This year has broken all records when it comes to hurricanes, from the highest number of storms to the strongest storm on record. And never before have we used the Greek alphabet after running out of planned names. Even now, with the hurricane season officially over on December 1, Hurricane Epsilon is swirling out in the Atlantic.
Hurricanes are only part of the picture when it comes to climate chaos and natural disasters. Scientists are starting to connect the dots from extreme events to global warming. From severe droughts in the West, to severe flooding in the Northeast, to record melting of Arctic ice, there is no question that our weather is becoming more erratic and unpredictable. And scientists are gathering evidence that global warming is the cause.

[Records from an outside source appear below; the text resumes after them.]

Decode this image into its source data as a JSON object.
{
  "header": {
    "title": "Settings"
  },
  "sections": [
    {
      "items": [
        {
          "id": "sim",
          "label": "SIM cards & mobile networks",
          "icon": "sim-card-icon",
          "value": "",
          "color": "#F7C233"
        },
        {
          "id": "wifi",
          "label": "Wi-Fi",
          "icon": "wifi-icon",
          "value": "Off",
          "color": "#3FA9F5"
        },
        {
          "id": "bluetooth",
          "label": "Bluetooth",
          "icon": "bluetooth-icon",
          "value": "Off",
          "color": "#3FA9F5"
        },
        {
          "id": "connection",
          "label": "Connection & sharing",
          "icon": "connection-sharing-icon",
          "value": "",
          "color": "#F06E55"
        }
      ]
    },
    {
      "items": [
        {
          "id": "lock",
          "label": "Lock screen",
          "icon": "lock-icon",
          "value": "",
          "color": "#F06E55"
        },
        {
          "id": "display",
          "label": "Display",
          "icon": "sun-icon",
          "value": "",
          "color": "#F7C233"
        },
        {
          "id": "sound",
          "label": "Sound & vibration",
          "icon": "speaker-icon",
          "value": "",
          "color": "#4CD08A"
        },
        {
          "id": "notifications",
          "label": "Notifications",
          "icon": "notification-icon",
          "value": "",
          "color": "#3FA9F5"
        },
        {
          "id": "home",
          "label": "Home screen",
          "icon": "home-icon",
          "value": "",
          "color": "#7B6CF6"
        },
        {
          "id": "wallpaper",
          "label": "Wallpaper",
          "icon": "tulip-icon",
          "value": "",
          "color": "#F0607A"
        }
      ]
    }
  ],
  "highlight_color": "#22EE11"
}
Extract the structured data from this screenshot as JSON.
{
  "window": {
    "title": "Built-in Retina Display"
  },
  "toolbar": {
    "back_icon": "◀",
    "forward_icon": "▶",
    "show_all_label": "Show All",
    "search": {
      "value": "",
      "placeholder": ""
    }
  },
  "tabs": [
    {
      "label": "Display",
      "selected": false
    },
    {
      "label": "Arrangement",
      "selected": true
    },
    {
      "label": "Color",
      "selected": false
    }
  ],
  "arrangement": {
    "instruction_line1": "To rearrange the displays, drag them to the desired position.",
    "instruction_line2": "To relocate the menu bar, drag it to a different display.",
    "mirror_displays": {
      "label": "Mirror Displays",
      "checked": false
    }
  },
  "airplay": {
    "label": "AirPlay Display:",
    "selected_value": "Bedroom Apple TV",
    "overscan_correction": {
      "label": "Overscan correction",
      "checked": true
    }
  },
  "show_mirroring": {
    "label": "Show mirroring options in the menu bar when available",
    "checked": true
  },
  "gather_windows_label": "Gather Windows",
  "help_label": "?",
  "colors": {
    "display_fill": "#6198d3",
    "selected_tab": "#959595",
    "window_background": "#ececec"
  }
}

Scientists have long predicted the consequences of global warming pollution and now we are seeing the predictions come true. Global warming effectively supercharges the weather, causing increased storm intensity, melting glaciers and polar ice caps, droughts, flooding, heat waves, wildfires and the spread of infectious disease through mosquitoes. 2005 has seen it all.
Here are just a few examples of this year's chaotic weather: